Features Briefs

July 2, 2014 

Tips for walking in the heat

The extra daylight hours of summer make it the perfect season for squeezing in more activity but the heat can deter even the most dedicated of outdoor exercisers.

n Get acclimated. Don't shock your body by trying to do too much too soon when the temperature's hot; your body needs time to adjust to the heat. Start out with a certain distance and pace, and increase as you go.

n Plan workouts. Plan your walks for early morning or evening and not during peak sunshine hours when temperatures are the hottest.

n Stay cool in your clothes. Wear light moisture-wicking clothes and not cotton so your clothes repel moisture and don't stick to you. Moisture-wicking socks also prevent blisters. Be sure your clothing and hat are light colors.

n Up your intake of water. If you're walking, you need more than the standard 8 ounces of water eight times a day.

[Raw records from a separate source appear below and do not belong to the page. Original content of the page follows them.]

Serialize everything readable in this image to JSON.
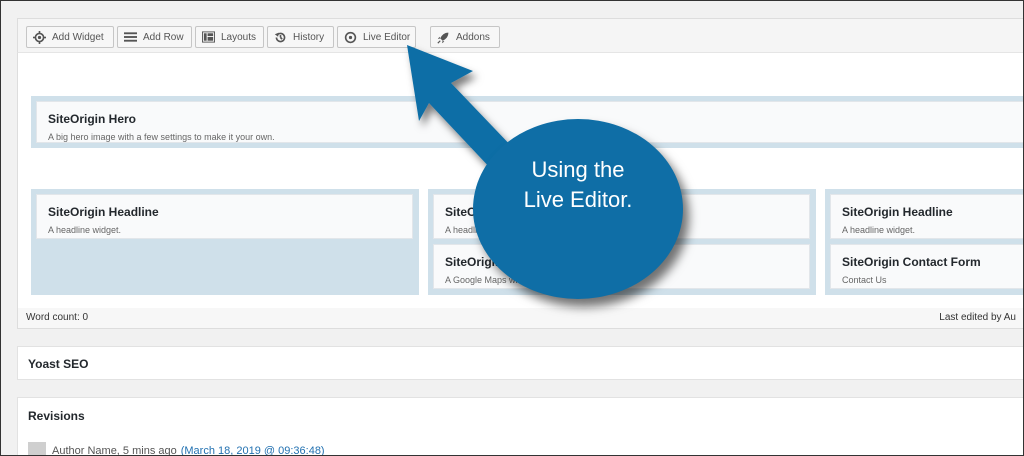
{
  "toolbar": {
    "buttons": [
      {
        "label": "Add Widget",
        "icon": "gear-icon"
      },
      {
        "label": "Add Row",
        "icon": "bars-icon"
      },
      {
        "label": "Layouts",
        "icon": "layout-icon"
      },
      {
        "label": "History",
        "icon": "history-icon"
      },
      {
        "label": "Live Editor",
        "icon": "eye-icon"
      },
      {
        "label": "Addons",
        "icon": "rocket-icon"
      }
    ]
  },
  "builder": {
    "hero": {
      "title": "SiteOrigin Hero",
      "desc": "A big hero image with a few settings to make it your own."
    },
    "col1": [
      {
        "title": "SiteOrigin Headline",
        "desc": "A headline widget."
      }
    ],
    "col2": [
      {
        "title": "SiteOrigin Headline",
        "desc": "A headline widget."
      },
      {
        "title": "SiteOrigin Google Maps",
        "desc": "A Google Maps widget."
      }
    ],
    "col3": [
      {
        "title": "SiteOrigin Headline",
        "desc": "A headline widget."
      },
      {
        "title": "SiteOrigin Contact Form",
        "desc": "Contact Us"
      }
    ]
  },
  "status": {
    "word_count": "Word count: 0",
    "last_edited": "Last edited by Au"
  },
  "yoast": {
    "title": "Yoast SEO"
  },
  "revisions": {
    "title": "Revisions",
    "author_line": "Author Name, 5 mins ago",
    "link": "(March 18, 2019 @ 09:36:48)"
  },
  "callout": {
    "line1": "Using the",
    "line2": "Live Editor."
  },
  "colors": {
    "callout": "#0f6ea6",
    "row_bg": "#cfe0ea",
    "link": "#2271b1"
  }
}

n Protect skin. Wear a high SPF sunscreen and don't forget the back of your neck, the tips of your ears, and your hands. It's always a good idea to wear a hat to protect your scalp from the sun too.

-- Prevention magazine

DR. OZ

Mind your memory's future

Memory lapses are what researchers from UCLA's Longevity Center spotted in many of the 18,000 folks ages 18 to 99 they interviewed recently. When the participants were asked if they believed that their thinking ability had declined in the past decade, 14 percent of younger adults, 22 percent of middle-aged and 26 percent of seniors said yes. That self-evaluated assessment of what's called subjective cognitive impairment, or SCI, is a reliable indicator of possible future cognitive problems. What they found: SCI is associated with depression, lack of physical activity, high blood pressure, diabetes, obesity, smoking and lack of education.

Other research shows that 55 percent of folks with SCI develop clinically recognized mild cognitive impairment within seven years. (Only 15 percent of people without SCI progress to MCI after that length of time.)

Fortunately, SCI isn't an inevitable precursor to dementia; you can do a lot to protect your brain if you avoid smoke (from cannabis and tobacco), seek treatment for depression, control blood pressure and weight, avoid diabetes, stay physically active and manage stress.

-- Dr. Michael Roizen and Dr. Mehmet Oz

The Sun Herald is pleased to provide this opportunity to share information, experiences and observations about what's in the news. Some of the comments may be reprinted elsewhere in the site or in the newspaper. We encourage lively, open debate on the issues of the day, and ask that you refrain from profanity, hate speech, personal comments and remarks that are off point. Thank you for taking the time to offer your thoughts.

Commenting FAQs | Terms of Service